▸ **Exercise requirements**
Copy each line of the records that includes "노블레스".

▸ **Dataset rows for apps and sites**

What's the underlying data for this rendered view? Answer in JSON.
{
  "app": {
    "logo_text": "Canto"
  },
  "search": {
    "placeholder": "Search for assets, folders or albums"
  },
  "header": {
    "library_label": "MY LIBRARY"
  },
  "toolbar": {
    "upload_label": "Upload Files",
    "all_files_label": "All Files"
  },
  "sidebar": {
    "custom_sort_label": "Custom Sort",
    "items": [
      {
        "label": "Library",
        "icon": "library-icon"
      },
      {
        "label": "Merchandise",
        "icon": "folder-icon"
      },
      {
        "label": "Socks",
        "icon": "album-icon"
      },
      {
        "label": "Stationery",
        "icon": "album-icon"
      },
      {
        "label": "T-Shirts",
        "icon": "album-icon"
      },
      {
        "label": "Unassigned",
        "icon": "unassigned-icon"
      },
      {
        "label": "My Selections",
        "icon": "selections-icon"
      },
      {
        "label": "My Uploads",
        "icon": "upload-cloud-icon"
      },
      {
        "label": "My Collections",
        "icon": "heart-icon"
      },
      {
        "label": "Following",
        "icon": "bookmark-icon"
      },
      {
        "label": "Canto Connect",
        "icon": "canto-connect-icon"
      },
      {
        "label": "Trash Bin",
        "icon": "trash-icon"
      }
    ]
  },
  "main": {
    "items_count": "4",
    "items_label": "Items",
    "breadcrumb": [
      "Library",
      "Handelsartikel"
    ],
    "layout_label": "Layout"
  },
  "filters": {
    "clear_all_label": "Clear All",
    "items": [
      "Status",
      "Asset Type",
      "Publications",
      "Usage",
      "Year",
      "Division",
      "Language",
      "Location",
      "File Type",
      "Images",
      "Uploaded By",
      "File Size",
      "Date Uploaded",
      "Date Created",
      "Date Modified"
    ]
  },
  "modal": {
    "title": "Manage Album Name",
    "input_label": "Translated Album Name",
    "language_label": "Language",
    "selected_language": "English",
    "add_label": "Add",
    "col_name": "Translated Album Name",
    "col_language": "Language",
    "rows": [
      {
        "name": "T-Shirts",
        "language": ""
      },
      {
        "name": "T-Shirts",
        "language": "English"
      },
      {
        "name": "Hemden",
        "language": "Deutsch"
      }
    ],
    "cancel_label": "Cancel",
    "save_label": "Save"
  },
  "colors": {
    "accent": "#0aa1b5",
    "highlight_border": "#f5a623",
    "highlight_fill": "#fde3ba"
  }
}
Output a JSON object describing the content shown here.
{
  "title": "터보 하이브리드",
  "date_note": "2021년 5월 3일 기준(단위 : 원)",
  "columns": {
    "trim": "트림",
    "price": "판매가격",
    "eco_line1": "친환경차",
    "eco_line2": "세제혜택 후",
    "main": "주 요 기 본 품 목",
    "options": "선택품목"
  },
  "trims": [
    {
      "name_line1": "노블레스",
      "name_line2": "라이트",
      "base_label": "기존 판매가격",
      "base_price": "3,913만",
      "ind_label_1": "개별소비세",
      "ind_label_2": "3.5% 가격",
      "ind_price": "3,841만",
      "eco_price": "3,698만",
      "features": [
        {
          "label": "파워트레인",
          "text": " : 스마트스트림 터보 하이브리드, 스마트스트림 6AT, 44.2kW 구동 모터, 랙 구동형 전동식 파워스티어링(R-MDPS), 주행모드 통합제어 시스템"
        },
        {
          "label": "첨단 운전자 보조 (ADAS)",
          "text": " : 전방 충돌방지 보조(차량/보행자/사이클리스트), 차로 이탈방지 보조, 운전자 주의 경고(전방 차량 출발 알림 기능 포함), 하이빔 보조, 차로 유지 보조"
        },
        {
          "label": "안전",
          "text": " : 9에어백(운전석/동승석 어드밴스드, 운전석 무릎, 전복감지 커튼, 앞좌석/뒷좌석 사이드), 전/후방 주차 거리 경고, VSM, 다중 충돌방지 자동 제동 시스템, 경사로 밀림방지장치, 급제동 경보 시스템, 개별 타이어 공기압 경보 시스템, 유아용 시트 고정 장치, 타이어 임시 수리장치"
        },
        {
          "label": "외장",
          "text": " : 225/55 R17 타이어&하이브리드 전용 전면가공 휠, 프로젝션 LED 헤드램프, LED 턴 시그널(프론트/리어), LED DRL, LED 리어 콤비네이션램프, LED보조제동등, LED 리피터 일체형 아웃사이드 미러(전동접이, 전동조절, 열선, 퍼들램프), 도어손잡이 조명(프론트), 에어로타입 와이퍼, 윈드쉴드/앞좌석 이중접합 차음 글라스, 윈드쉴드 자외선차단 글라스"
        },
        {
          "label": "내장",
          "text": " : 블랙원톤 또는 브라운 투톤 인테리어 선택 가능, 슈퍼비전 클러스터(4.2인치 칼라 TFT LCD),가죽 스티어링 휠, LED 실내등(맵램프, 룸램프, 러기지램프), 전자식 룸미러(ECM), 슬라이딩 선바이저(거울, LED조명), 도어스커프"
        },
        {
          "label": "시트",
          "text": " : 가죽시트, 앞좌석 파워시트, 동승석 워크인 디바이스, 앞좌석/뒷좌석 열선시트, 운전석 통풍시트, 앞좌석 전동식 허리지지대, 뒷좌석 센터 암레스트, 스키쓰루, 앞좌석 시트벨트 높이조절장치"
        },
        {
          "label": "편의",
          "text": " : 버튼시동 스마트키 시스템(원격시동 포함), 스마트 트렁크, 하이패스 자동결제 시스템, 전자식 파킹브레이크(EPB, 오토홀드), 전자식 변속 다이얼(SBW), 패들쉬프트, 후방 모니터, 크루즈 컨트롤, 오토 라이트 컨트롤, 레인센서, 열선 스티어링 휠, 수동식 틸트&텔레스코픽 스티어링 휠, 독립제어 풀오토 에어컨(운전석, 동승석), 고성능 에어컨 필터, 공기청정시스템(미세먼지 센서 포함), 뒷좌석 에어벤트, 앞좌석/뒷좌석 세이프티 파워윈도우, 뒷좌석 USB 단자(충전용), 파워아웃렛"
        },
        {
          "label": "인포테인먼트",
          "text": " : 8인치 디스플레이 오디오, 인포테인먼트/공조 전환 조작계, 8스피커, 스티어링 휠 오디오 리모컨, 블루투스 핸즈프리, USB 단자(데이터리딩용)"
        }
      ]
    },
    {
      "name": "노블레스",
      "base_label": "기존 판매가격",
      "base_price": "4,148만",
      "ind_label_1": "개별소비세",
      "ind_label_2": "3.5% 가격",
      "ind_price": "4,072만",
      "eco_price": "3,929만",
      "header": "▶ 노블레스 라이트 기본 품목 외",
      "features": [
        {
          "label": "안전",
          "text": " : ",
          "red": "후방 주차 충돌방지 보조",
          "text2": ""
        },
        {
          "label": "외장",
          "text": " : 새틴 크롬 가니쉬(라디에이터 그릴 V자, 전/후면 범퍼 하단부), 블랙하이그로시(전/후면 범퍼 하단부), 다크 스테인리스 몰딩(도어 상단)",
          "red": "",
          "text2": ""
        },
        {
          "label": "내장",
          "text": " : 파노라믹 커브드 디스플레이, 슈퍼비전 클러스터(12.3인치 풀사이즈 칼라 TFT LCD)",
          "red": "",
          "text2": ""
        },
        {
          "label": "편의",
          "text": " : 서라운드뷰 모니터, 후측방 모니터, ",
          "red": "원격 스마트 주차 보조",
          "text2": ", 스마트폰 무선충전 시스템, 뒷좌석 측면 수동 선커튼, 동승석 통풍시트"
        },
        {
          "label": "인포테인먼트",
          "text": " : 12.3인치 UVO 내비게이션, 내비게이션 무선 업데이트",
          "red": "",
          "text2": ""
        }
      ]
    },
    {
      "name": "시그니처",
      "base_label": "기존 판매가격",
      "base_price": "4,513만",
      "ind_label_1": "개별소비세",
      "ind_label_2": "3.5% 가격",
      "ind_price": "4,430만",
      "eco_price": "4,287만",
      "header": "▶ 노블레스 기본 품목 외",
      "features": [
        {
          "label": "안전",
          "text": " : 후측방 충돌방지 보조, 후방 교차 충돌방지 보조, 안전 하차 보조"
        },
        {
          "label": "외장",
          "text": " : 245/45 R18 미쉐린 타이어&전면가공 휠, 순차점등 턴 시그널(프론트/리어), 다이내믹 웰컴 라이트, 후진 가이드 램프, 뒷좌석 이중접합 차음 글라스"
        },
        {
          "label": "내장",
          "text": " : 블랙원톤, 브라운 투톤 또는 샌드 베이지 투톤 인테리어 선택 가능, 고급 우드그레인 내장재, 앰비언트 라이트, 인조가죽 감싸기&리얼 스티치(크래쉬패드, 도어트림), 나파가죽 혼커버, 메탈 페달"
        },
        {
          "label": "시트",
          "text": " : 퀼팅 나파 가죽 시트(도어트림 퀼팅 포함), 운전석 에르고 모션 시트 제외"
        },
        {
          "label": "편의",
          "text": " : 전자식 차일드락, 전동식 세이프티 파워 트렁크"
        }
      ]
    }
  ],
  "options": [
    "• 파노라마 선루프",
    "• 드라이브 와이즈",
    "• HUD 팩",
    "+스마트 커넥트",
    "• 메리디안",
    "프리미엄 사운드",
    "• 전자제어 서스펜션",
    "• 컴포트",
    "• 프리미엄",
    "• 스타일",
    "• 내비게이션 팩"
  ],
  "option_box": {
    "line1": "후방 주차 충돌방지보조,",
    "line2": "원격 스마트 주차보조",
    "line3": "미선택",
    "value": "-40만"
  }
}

▸ **Solution for this exercise**
      "name_line1": "노블레스",
      "name": "노블레스",
      "header": "▶ 노블레스 라이트 기본 품목 외",
      "header": "▶ 노블레스 기본 품목 외",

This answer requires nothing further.